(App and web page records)
___

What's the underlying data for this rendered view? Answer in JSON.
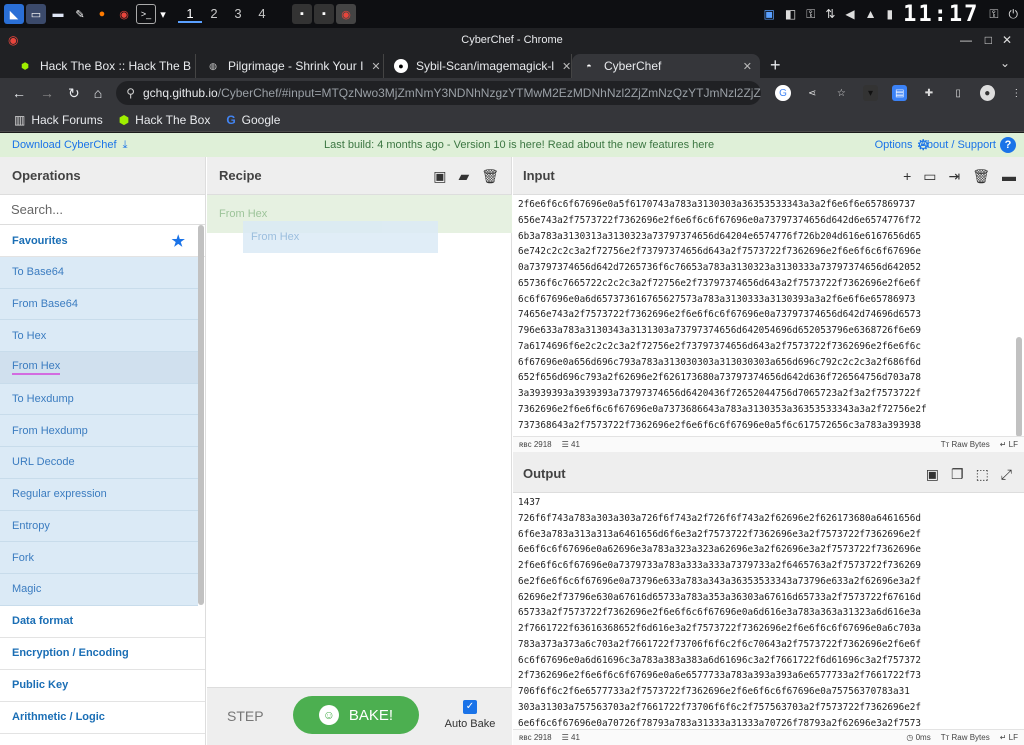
{
  "taskbar": {
    "workspaces": [
      "1",
      "2",
      "3",
      "4"
    ],
    "active_workspace": "1",
    "clock": "11:17"
  },
  "window": {
    "title": "CyberChef - Chrome"
  },
  "tabs": [
    {
      "label": "Hack The Box :: Hack The B",
      "favicon": "htb-cube-icon",
      "active": false
    },
    {
      "label": "Pilgrimage - Shrink Your I",
      "favicon": "globe-icon",
      "active": false
    },
    {
      "label": "Sybil-Scan/imagemagick-l",
      "favicon": "github-icon",
      "active": false
    },
    {
      "label": "CyberChef",
      "favicon": "chef-hat-icon",
      "active": true
    }
  ],
  "address": {
    "host": "gchq.github.io",
    "path": "/CyberChef/#input=MTQzNwo3MjZmNmY3NDNhNzgzYTMwM2EzMDNhNzl2ZjZmNzQzYTJmNzl2ZjZmNzQzYTJmNjl..."
  },
  "bookmarks": [
    {
      "label": "Hack Forums",
      "icon": "book-icon"
    },
    {
      "label": "Hack The Box",
      "icon": "htb-cube-icon"
    },
    {
      "label": "Google",
      "icon": "google-icon"
    }
  ],
  "banner": {
    "download": "Download CyberChef",
    "message": "Last build: 4 months ago - Version 10 is here! Read about the new features here",
    "options": "Options",
    "about": "About / Support"
  },
  "operations": {
    "title": "Operations",
    "search_placeholder": "Search...",
    "favourites_label": "Favourites",
    "favourites": [
      "To Base64",
      "From Base64",
      "To Hex",
      "From Hex",
      "To Hexdump",
      "From Hexdump",
      "URL Decode",
      "Regular expression",
      "Entropy",
      "Fork",
      "Magic"
    ],
    "categories": [
      "Data format",
      "Encryption / Encoding",
      "Public Key",
      "Arithmetic / Logic"
    ]
  },
  "recipe": {
    "title": "Recipe",
    "item": "From Hex",
    "dragging": "From Hex",
    "step": "STEP",
    "bake": "BAKE!",
    "auto_bake": "Auto Bake"
  },
  "input": {
    "title": "Input",
    "lines": [
      "2f6e6f6c6f67696e0a5f6170743a783a3130303a36353533343a3a2f6e6f6e657869737",
      "656e743a2f7573722f7362696e2f6e6f6c6f67696e0a73797374656d642d6e6574776f72",
      "6b3a783a3130313a3130323a73797374656d64204e6574776f726b204d616e6167656d65",
      "6e742c2c2c3a2f72756e2f73797374656d643a2f7573722f7362696e2f6e6f6c6f67696e",
      "0a73797374656d642d7265736f6c76653a783a3130323a3130333a73797374656d642052",
      "65736f6c7665722c2c2c3a2f72756e2f73797374656d643a2f7573722f7362696e2f6e6f",
      "6c6f67696e0a6d657373616765627573a783a3130333a3130393a3a2f6e6f6e65786973",
      "74656e743a2f7573722f7362696e2f6e6f6c6f67696e0a73797374656d642d74696d6573",
      "796e633a783a3130343a3131303a73797374656d642054696d652053796e6368726f6e69",
      "7a6174696f6e2c2c2c3a2f72756e2f73797374656d643a2f7573722f7362696e2f6e6f6c",
      "6f67696e0a656d696c793a783a313030303a313030303a656d696c792c2c2c3a2f686f6d",
      "652f656d696c793a2f62696e2f626173680a73797374656d642d636f726564756d703a78",
      "3a3939393a3939393a73797374656d6420436f72652044756d7065723a2f3a2f7573722f",
      "7362696e2f6e6f6c6f67696e0a7373686643a783a3130353a36353533343a3a2f72756e2f",
      "737368643a2f7573722f7362696e2f6e6f6c6f67696e0a5f6c617572656c3a783a393938",
      "3a3939383a3a2f7661722f6c6f672f6c617572656c3a2f62696e2f66616c73650a"
    ],
    "status_len": "2918",
    "status_lines": "41",
    "format": "Raw Bytes",
    "eol": "LF"
  },
  "output": {
    "title": "Output",
    "lines": [
      "1437",
      "726f6f743a783a303a303a726f6f743a2f726f6f743a2f62696e2f626173680a6461656d",
      "6f6e3a783a313a313a6461656d6f6e3a2f7573722f7362696e3a2f7573722f7362696e2f",
      "6e6f6c6f67696e0a62696e3a783a323a323a62696e3a2f62696e3a2f7573722f7362696e",
      "2f6e6f6c6f67696e0a7379733a783a333a333a7379733a2f6465763a2f7573722f736269",
      "6e2f6e6f6c6f67696e0a73796e633a783a343a36353533343a73796e633a2f62696e3a2f",
      "62696e2f73796e630a67616d65733a783a353a36303a67616d65733a2f7573722f67616d",
      "65733a2f7573722f7362696e2f6e6f6c6f67696e0a6d616e3a783a363a31323a6d616e3a",
      "2f7661722f63616368652f6d616e3a2f7573722f7362696e2f6e6f6c6f67696e0a6c703a",
      "783a373a373a6c703a2f7661722f73706f6f6c2f6c70643a2f7573722f7362696e2f6e6f",
      "6c6f67696e0a6d61696c3a783a383a383a6d61696c3a2f7661722f6d61696c3a2f757372",
      "2f7362696e2f6e6f6c6f67696e0a6e6577733a783a393a393a6e6577733a2f7661722f73",
      "706f6f6c2f6e6577733a2f7573722f7362696e2f6e6f6c6f67696e0a75756370783a31",
      "303a31303a757563703a2f7661722f73706f6f6c2f757563703a2f7573722f7362696e2f",
      "6e6f6c6f67696e0a70726f78793a783a31333a31333a70726f78793a2f62696e3a2f7573",
      "722f7362696e2f6e6f6c6f67696e0a7777772d646174613a783a33333a33333a7777772d"
    ],
    "status_len": "2918",
    "status_lines": "41",
    "time": "0ms",
    "format": "Raw Bytes",
    "eol": "LF"
  }
}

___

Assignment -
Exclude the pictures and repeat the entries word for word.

Result of this exercise -
What's the underlying data for this rendered view? Answer in JSON.
{
  "taskbar": {
    "workspaces": [
      "1",
      "2",
      "3",
      "4"
    ],
    "active_workspace": "1",
    "clock": "11:17"
  },
  "window": {
    "title": "CyberChef - Chrome"
  },
  "tabs": [
    {
      "label": "Hack The Box :: Hack The B",
      "favicon": "htb-cube-icon",
      "active": false
    },
    {
      "label": "Pilgrimage - Shrink Your I",
      "favicon": "globe-icon",
      "active": false
    },
    {
      "label": "Sybil-Scan/imagemagick-l",
      "favicon": "github-icon",
      "active": false
    },
    {
      "label": "CyberChef",
      "favicon": "chef-hat-icon",
      "active": true
    }
  ],
  "address": {
    "host": "gchq.github.io",
    "path": "/CyberChef/#input=MTQzNwo3MjZmNmY3NDNhNzgzYTMwM2EzMDNhNzl2ZjZmNzQzYTJmNzl2ZjZmNzQzYTJmNjl..."
  },
  "bookmarks": [
    {
      "label": "Hack Forums",
      "icon": "book-icon"
    },
    {
      "label": "Hack The Box",
      "icon": "htb-cube-icon"
    },
    {
      "label": "Google",
      "icon": "google-icon"
    }
  ],
  "banner": {
    "download": "Download CyberChef",
    "message": "Last build: 4 months ago - Version 10 is here! Read about the new features here",
    "options": "Options",
    "about": "About / Support"
  },
  "operations": {
    "title": "Operations",
    "search_placeholder": "Search...",
    "favourites_label": "Favourites",
    "favourites": [
      "To Base64",
      "From Base64",
      "To Hex",
      "From Hex",
      "To Hexdump",
      "From Hexdump",
      "URL Decode",
      "Regular expression",
      "Entropy",
      "Fork",
      "Magic"
    ],
    "categories": [
      "Data format",
      "Encryption / Encoding",
      "Public Key",
      "Arithmetic / Logic"
    ]
  },
  "recipe": {
    "title": "Recipe",
    "item": "From Hex",
    "dragging": "From Hex",
    "step": "STEP",
    "bake": "BAKE!",
    "auto_bake": "Auto Bake"
  },
  "input": {
    "title": "Input",
    "lines": [
      "2f6e6f6c6f67696e0a5f6170743a783a3130303a36353533343a3a2f6e6f6e657869737",
      "656e743a2f7573722f7362696e2f6e6f6c6f67696e0a73797374656d642d6e6574776f72",
      "6b3a783a3130313a3130323a73797374656d64204e6574776f726b204d616e6167656d65",
      "6e742c2c2c3a2f72756e2f73797374656d643a2f7573722f7362696e2f6e6f6c6f67696e",
      "0a73797374656d642d7265736f6c76653a783a3130323a3130333a73797374656d642052",
      "65736f6c7665722c2c2c3a2f72756e2f73797374656d643a2f7573722f7362696e2f6e6f",
      "6c6f67696e0a6d657373616765627573a783a3130333a3130393a3a2f6e6f6e65786973",
      "74656e743a2f7573722f7362696e2f6e6f6c6f67696e0a73797374656d642d74696d6573",
      "796e633a783a3130343a3131303a73797374656d642054696d652053796e6368726f6e69",
      "7a6174696f6e2c2c2c3a2f72756e2f73797374656d643a2f7573722f7362696e2f6e6f6c",
      "6f67696e0a656d696c793a783a313030303a313030303a656d696c792c2c2c3a2f686f6d",
      "652f656d696c793a2f62696e2f626173680a73797374656d642d636f726564756d703a78",
      "3a3939393a3939393a73797374656d6420436f72652044756d7065723a2f3a2f7573722f",
      "7362696e2f6e6f6c6f67696e0a7373686643a783a3130353a36353533343a3a2f72756e2f",
      "737368643a2f7573722f7362696e2f6e6f6c6f67696e0a5f6c617572656c3a783a393938",
      "3a3939383a3a2f7661722f6c6f672f6c617572656c3a2f62696e2f66616c73650a"
    ],
    "status_len": "2918",
    "status_lines": "41",
    "format": "Raw Bytes",
    "eol": "LF"
  },
  "output": {
    "title": "Output",
    "lines": [
      "1437",
      "726f6f743a783a303a303a726f6f743a2f726f6f743a2f62696e2f626173680a6461656d",
      "6f6e3a783a313a313a6461656d6f6e3a2f7573722f7362696e3a2f7573722f7362696e2f",
      "6e6f6c6f67696e0a62696e3a783a323a323a62696e3a2f62696e3a2f7573722f7362696e",
      "2f6e6f6c6f67696e0a7379733a783a333a333a7379733a2f6465763a2f7573722f736269",
      "6e2f6e6f6c6f67696e0a73796e633a783a343a36353533343a73796e633a2f62696e3a2f",
      "62696e2f73796e630a67616d65733a783a353a36303a67616d65733a2f7573722f67616d",
      "65733a2f7573722f7362696e2f6e6f6c6f67696e0a6d616e3a783a363a31323a6d616e3a",
      "2f7661722f63616368652f6d616e3a2f7573722f7362696e2f6e6f6c6f67696e0a6c703a",
      "783a373a373a6c703a2f7661722f73706f6f6c2f6c70643a2f7573722f7362696e2f6e6f",
      "6c6f67696e0a6d61696c3a783a383a383a6d61696c3a2f7661722f6d61696c3a2f757372",
      "2f7362696e2f6e6f6c6f67696e0a6e6577733a783a393a393a6e6577733a2f7661722f73",
      "706f6f6c2f6e6577733a2f7573722f7362696e2f6e6f6c6f67696e0a75756370783a31",
      "303a31303a757563703a2f7661722f73706f6f6c2f757563703a2f7573722f7362696e2f",
      "6e6f6c6f67696e0a70726f78793a783a31333a31333a70726f78793a2f62696e3a2f7573",
      "722f7362696e2f6e6f6c6f67696e0a7777772d646174613a783a33333a33333a7777772d"
    ],
    "status_len": "2918",
    "status_lines": "41",
    "time": "0ms",
    "format": "Raw Bytes",
    "eol": "LF"
  }
}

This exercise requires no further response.